I am starting to think the answer is no, and it is beginning to show. Yes, the technology needed to totally integrate our homes into one 'smart' ecosystem is there, but I struggle to see what the point of it all is. Is saying "Alexa turn on the light" really better than just turning on the light? I think not.

The growing problem with the 'smart' technology industry is that it just makes us all look stupid. So many technologies have been launched and, in the main, they do not really have a purpose.

It all boils down to one problem. Every technology innovator dreams of what Peter Thiel called a "zero to one" moment, where you create something that everyone wants or needs but didn't know they did until it existed. Who knew we needed Google, Facebook or Amazon in our lives until they existed? Driven by this desire to create the next big thing, far too many technologists have forgotten the second part of the equation - what you create has to be useful; it has to work in people's lives, it has to answer a question.

Right now, 'smart' technology in homes is only answering the question: how can I be really lazy? Though impossible to get exact figures, my reading is within the market for technology the people who want to just be as sluggish as possible aren't enough for a sustainable business model. At present IoT in our homes is only really appealing to the 2 - 2.5% of the market that will always want to get new technology first - the innovators. The kind of people who bought a flat screen TV when tube TVs were still better, just to have the latest thing.

The vast majority of consumers do not care about having the latest thing; they just want what they already have to work. I recently installed Hive in a property I am renting out. It is a great system. I am happy to use it to control all my heating from my phone or 'smart' device. However, my tenant takes the opposite view, he just wants a thermostat, he just wants his heating to work.

Even the attempts to push 'smart' home technology in advertising have strayed far away from what can be considered its useful application. In one advert, a family is shown forgetting to turn off the iron before going on holiday and because they have a 'smart' home can switch it off from the car. This sounds great until you consider the practicalities. Every household appliance you have has to be IoT-enabled. Good luck with replacing your iron, your fridge, your radiators et al!

None of this is to say that IoT applications have no place in our homes. In many areas a clear 'use case' for this technology does exist. For example, an IoT system to monitor and alert, in real time, problems in a home heating system has clear advantages to both the consumer and the energy company. In the very near future it will be possible, indeed even common, for your boiler to know which parts are about to fail and alert the energy company. For customers, repeat engineer visits will be eliminated, the massive cost of replacing parts of, or even the entire boiler can be avoided and the time cost of multiple days off work will no longer exist.

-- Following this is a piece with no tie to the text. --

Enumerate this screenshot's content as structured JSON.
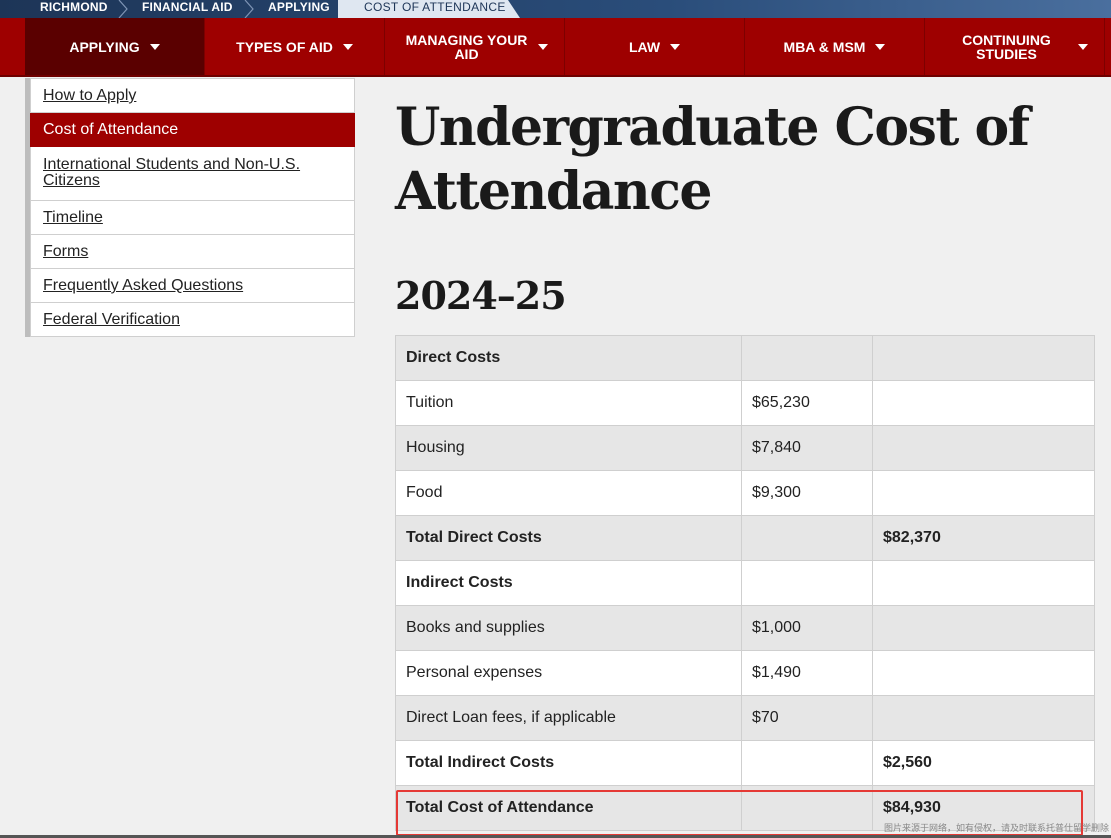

Energy companies will be able to monitor when customers will be need a service, reducing the need for 'check-ups'. In addition engineers will be able to know exactly what a customer needs and be able to provide said product immediately.

If smart homes are going to take off as a concept and replicate the success of previous innovations, companies have to stop answering questions no one asked. Instead the focus should be on making our lives easier, on solving problems we all have, but don't yet realise technology can solve.

The IoT industry is now at a crossroads. It has the potential to be in every home or it could go the way of wearables - fun, but ultimately annoying and pointless. For any technology to reach the point where it is accepted by the mass market, it must actually be useful in the lives of more than 15% of the population. The big energy companies are close to making this happen with smart homes, but must make the right decisions as to where to focus their energies. Failure to do so will mean failure of 'smart' homes and significant loss of investment. Let's watch this space.